In the last 12 months, there seems to have been no shortage of endowment policyholders entering the Tep market.
Research by Surrenda-link reveals that a huge number of people in the UK are looking to cash in their policies.
The APMM claims that 70 per cent of all endowment policies are sold or surrendered and estimates the potential size of the market at £1.2bn.
The Tep market is evolving, with a move away from buying and selling individual Teps towards investment in Tep funds.
Once upon a time, a Tep buyer would typically be a wealthy individual but institutions are increasingly recognising the long-term investment opportunities offered by Teps.
The minimum investment level for certain funds has dropped to £5,000 and the opportunity to invest in a Tep fund is open to a whole new set of investors who can diversify their assets. The pooling and diversification of endowment policies within a fund reduces the risk of Tep investment still further.
A well managed fund spreads investment across a wide range of policies from a broad span of life offices. Unlike a diversified unit trust, the risk of a Tep fund is tempered by the guarantees (sum assured and declared reversionary bon-uses) attached to the Teps in that fund. It is recommended that investors consider Tep funds which have guarantees above the value of the fund so that the downside is limited by the level of the guarantees. This low-risk asset class is made even more attractive when you combine it with a range of complementary lowrisk asset classes, for example, property.
Hybrid funds can combine a strong capital growth record with better risk red-uction as the cycle in which the two asset classes react to economic changes is slightly different.
Research shows that, historically, the combined performance of a joint property and Teps portfolio would have been less volatile than a portfolio invested solely in property or Teps but with the same levels of expected return.
If planning for future expenditure such as university fees, a wedding or retirement, a fund with a fixed end date can help but it is not the only aspect.
Investing in highergrowth, low-risk multimulti-asset funds can be another option to traditional investment vehicles such as pensions and an alternative to Isas which are no longer as attractive as they once were.
Another appealing aspect of Tep funds is the possibility of windfalls which represent a significant potential gain.
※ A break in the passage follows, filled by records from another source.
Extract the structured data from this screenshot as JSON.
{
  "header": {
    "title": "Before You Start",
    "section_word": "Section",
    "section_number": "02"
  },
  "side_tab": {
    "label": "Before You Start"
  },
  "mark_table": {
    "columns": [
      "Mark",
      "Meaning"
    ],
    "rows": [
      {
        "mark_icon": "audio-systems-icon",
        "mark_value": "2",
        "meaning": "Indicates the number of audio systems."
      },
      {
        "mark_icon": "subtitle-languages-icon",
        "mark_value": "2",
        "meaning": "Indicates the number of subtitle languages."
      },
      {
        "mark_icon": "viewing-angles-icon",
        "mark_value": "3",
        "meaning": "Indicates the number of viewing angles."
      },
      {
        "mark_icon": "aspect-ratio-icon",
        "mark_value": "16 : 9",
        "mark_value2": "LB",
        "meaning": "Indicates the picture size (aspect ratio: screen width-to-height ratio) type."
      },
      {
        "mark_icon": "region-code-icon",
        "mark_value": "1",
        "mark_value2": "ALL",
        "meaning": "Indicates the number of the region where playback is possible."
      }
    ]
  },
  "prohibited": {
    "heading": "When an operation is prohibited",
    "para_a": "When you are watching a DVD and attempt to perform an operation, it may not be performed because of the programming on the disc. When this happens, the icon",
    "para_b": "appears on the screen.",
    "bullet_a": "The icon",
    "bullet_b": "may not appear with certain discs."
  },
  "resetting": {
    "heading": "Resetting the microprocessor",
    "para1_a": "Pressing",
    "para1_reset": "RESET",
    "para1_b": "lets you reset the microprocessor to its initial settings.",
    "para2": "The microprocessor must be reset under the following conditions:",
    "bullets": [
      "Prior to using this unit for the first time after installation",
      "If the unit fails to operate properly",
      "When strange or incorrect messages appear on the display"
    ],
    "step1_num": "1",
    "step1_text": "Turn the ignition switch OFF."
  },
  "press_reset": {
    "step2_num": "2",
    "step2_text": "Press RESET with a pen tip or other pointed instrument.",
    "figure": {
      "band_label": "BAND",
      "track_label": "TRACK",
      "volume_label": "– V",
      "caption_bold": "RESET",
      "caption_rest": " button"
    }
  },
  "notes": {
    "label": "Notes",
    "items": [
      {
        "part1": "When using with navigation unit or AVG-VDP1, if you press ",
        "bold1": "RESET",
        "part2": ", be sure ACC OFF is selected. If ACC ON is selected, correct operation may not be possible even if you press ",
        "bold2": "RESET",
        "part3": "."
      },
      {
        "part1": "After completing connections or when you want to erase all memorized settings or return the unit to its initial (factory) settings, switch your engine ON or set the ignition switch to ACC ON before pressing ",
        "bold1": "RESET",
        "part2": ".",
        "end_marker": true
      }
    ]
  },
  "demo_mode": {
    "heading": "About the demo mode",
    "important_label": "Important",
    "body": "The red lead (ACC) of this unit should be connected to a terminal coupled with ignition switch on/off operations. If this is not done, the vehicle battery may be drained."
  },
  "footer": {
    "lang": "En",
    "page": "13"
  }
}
Standard Life's decision to vote on demutualisation makes this a very real possibility. If the vote in 2006 is in favour of demutualisation, this could result in an added bonus to all those holding a Standard Life policy. A big proportion of the endowment policies within several funds are issued by Standard Life.
In conclusion, the market has evolved to utilise the versatility of the Tep and, as with any market, it has to develop to keep alive. No one knows exactly what is around the corner, for example, the possible Standard life Life windfalls.
But along with the potential for good, the effects of the bad times must be kept to a minimum. This is exactly what a Tep fund is designed to do, with inbuilt guarantees to safeguard against a negative return.
With a proven track record, Teps are certainly an option worth investigating, particularly for cautious mid to long-term investors seeking an alternative investment vehicle.
The with-profit funds of the life offices have enjoyed strong performances over the last year and their asset spread spared them from the worst of the returns in the bear market.
This bodes well for the continuing reduction in market value adjusters and for future bonus rate decisions. We believe the Tep market will continue to grow as their flexibility enables development away from the traditional trading of the occasional policy.